En Español

Q. Who is Mr. Smarty Plants?

A: There are those who suspect Wildflower Center volunteers are the culpable and capable culprits. Yet, others think staff members play some, albeit small, role. You can torture us with your plant questions, but we will never reveal the Green Guru's secret identity.

Help us grow by giving to the Plant Database Fund or by becoming a member

Did you know you can access the Native Plant Information Network with your web-enabled smartphone?


Ask Mr. Smarty Plants

Ask Mr. Smarty Plants is a free service provided by the staff and volunteers at the Lady Bird Johnson Wildflower Center.

Search Smarty Plants
See a list of all Smarty Plants questions

Please forgive us, but Mr. Smarty Plants has been overwhelmed by a flood of mail and must take a break for awhile to catch up. We hope to be accepting new questions again soon. Thank you!

Need help with plant identification, visit the plant identification page.

rate this answer
Not Yet Rated

Monday - February 01, 2010

From: Norcross, GA
Region: Southeast
Topic: Non-Natives
Title: Dwarf evergreen heath plant from Norcross GA
Answered by: Barbara Medford

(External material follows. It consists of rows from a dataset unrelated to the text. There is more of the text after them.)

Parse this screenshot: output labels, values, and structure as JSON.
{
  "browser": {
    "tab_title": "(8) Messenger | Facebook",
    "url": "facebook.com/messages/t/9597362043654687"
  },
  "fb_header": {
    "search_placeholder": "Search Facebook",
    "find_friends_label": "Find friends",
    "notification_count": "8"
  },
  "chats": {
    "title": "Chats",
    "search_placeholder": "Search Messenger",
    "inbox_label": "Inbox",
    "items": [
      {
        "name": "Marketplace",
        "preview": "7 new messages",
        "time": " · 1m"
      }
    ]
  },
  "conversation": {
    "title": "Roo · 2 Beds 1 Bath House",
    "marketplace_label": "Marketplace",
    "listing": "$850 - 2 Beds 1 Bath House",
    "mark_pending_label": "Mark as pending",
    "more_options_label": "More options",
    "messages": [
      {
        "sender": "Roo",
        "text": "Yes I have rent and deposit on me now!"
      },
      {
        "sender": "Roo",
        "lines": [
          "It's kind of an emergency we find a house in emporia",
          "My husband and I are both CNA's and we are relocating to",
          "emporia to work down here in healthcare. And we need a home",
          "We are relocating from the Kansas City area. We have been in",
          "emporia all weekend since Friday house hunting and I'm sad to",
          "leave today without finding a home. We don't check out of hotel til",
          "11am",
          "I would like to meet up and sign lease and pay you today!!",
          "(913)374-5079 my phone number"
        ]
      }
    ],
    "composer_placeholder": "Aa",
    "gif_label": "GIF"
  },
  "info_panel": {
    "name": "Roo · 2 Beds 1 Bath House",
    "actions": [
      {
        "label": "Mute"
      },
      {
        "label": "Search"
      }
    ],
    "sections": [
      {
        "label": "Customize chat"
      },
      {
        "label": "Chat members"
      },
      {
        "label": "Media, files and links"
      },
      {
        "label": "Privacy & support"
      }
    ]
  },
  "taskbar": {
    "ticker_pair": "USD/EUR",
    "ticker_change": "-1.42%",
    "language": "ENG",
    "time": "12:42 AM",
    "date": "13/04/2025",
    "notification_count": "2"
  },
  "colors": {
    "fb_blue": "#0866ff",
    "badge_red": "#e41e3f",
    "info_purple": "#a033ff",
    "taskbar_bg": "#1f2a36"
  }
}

I was reading a book that mentioned a "dwarf evergreen heath plant and wondered if such a plant exist. It is suppose to have leathery leave blooms with white flowers that produce red berries used for what appears to be healing of bladder infections. The name of the book is "The Plains of Passage.


The genus Calluna, heath or heather, is native to Africa, Asia and Europe,  has been introduced in other places, and is often considered an invasive weed. There are a number of plants native to North America with "heath" in their common names, but none are actually heaths. Since the Lady Bird Johnson Wildflower Center deals only with plants native to North America, we have no information on it. See this list of heaths and heathers from Sylvan Nursery for more information.


More Non-Natives Questions

Roots of Savannah Holly close to house
February 26, 2009 - I live in Sugar Land and want to plant Savannah Holly at the ends of both sides of the front flowerbed. Are the roots too dangerous to plant so close to the house? (How far from the house should they...
view the full question and answer

Search for non-native Rosa Rugosa for Granbury TX
November 12, 2012 - I would like to find an old fashioned Rosa Rugosa (non-hybrid) to grow in central Texas. I know I've seen them occasionally when traveling in the central TX area. I want them for their rose hips. ...
view the full question and answer

Queen Palm Fertilization in Arizona
March 06, 2012 - I placed standard Miracle Grow in a root feeder device and inserted into the ground around all of my Queen Palms. Why have they taken a turn for the worse (furled tips on all new branches) Can you ov...
view the full question and answer

Native plant to replace invasive non-native nandina in Houston
February 28, 2010 - I'm just now finding out that Nandinas are an invasive species from our local chapter of the Native Plant Society of Texas. I have three of them in my front yard and want to replace them. Can you sug...
view the full question and answer

Problems with non-native mimosa
August 29, 2008 - We have 2 large mimosa trees in front of our house that are close to 50 years old. They have not been cared for over the past 8 years (we did not live here). This year, I trimmed them, removed dead ...
view the full question and answer

Support the Wildflower Center by Donating Online or Becoming a Member today.
© 2016 Lady Bird Johnson Wildflower Center